Finally, in parallel to traditional journal publication, there is a clear role for self-archiving of peer-reviewed accepted manuscripts (post-print): the Green OA route. The policy of making research available to the wider public in some countries has essentially set up institutional repositories to do just this [e.g., the Hyper Articles en Ligne (HAL) repository in France]. The Green route is cost-free for authors, and numerous platforms and collaborative tools for pre-prints (e.g., EarthArXiv) are available for researchers to pursue Green OA. However, the pre-print model remains little-known and is not being routinely used by geochemists. Another problem is that the current APC model has additional restrictions on the publication of research from developing countries where OA fees are beyond reach, resulting in authors seeking out the lower- or no-cost options found in “predatory journals”, i.e., those journals that lack the support from academic societies, use unvalidated review processes, and have a for-profit approach with little clear consideration for what is written. Unfortunately, there are ample opportunities to publish scientific research as OA papers in such journals. The publishing practices of these types of journal challenge the long-term future of full peer review and of publishing ethics. There is currently much discussion between professional and learned societies and academic publishers on this subject (e.g., the Society Publishers Accelerating Open Access and Plan S project) (Wise and Estelle 2019). I encourage the geochemical community to be active; to consult and take action; and to prioritize our research with straightforward, open and rigorous peer review, and visibility.

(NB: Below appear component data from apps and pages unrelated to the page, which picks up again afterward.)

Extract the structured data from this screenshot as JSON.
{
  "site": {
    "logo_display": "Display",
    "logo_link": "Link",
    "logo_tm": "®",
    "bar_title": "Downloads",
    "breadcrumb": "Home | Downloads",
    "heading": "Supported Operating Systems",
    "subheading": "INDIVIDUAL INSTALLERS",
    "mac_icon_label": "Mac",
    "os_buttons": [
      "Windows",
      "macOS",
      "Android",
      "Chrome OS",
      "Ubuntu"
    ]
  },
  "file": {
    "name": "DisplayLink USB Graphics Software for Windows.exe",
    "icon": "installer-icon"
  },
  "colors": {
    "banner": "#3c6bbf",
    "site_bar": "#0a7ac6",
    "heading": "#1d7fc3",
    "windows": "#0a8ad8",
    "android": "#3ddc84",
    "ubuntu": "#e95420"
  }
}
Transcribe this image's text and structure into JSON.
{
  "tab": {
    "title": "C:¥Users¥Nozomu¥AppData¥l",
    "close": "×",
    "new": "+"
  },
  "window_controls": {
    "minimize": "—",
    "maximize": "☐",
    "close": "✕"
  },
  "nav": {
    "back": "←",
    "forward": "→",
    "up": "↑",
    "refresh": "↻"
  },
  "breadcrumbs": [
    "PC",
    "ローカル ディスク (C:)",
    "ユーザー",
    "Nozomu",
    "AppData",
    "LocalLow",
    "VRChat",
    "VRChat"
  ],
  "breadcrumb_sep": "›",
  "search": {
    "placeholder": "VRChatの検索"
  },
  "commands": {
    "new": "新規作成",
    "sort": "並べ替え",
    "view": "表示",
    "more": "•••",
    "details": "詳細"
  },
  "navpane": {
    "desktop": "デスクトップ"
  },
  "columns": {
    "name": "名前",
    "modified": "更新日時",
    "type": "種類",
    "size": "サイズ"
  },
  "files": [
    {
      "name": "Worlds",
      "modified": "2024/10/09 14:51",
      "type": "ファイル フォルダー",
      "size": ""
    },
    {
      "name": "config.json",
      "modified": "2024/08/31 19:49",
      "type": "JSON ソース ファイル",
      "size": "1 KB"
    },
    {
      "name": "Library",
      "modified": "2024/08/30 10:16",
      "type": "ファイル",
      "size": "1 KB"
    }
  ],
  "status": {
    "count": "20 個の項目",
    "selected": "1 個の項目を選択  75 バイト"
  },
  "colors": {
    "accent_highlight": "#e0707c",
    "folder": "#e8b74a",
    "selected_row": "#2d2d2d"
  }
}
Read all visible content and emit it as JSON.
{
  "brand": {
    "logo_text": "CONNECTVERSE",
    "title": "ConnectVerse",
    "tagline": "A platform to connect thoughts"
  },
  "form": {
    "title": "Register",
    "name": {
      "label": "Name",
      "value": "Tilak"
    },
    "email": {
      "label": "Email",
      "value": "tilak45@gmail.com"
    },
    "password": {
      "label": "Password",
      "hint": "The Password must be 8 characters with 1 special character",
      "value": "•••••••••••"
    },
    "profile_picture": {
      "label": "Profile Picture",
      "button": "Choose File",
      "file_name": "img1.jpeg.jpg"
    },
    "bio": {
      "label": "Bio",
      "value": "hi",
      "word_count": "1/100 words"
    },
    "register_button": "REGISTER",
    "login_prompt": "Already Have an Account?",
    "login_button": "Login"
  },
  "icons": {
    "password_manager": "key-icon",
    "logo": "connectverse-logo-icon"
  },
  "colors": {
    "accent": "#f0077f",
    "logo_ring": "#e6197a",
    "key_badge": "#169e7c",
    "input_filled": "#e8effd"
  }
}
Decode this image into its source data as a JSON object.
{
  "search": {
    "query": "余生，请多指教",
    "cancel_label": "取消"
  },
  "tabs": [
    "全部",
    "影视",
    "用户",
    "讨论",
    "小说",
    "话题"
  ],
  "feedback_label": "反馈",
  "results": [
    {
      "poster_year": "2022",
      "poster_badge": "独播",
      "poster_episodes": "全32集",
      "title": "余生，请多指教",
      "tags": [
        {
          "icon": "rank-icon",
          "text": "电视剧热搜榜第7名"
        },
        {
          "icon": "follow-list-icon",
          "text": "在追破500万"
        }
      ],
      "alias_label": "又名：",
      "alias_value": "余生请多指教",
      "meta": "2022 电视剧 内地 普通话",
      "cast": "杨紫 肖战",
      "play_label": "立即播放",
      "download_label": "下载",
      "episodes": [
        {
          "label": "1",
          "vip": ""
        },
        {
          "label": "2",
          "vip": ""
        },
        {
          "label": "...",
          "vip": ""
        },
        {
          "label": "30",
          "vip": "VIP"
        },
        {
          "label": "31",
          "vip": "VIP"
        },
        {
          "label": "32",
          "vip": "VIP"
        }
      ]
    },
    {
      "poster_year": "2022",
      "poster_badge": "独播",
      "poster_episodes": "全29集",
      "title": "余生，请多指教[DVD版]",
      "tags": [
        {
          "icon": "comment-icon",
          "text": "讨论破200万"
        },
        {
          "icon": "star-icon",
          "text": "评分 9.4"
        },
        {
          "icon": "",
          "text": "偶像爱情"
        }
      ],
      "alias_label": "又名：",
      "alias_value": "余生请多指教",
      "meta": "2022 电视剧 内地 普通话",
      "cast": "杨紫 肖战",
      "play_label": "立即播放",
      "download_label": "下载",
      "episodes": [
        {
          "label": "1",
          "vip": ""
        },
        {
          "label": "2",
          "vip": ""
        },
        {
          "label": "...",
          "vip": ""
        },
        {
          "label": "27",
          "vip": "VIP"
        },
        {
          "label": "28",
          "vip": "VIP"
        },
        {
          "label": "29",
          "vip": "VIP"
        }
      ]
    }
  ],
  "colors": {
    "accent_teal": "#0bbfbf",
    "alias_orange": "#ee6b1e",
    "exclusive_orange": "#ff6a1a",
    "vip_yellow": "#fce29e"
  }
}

In the light of the rapid development of scientific publishing models, it seems important to draw attention to the situation of hybrid journals, including most of the conventional/historical geochemical journals in which we use to publish (such as Elements). Plan S advocates full support for OA papers, but excludes hybrid journals. This officially discourages researchers and institutions from paying additional fees in a subscription-based journal and asks us not to accept a double-dipping scheme. Publishing in a hybrid journal is, indeed, possible without paying for APCs and disseminating the text on an open archive repository. The final published article would only be available to members on the journal’s website, but the peer-reviewed version would be free to everyone on the repository. The value of a journal is the community it creates, not just the papers it publishes. Elements is a good example!

Continue to do great work. Choose where you want it to be published. But don’t place it behind a paywall! Like me, choose the Green route!

I thank Jonathan P. Tennant for textual improvements.

The readers has free access to the “free” material but MSA holds the rights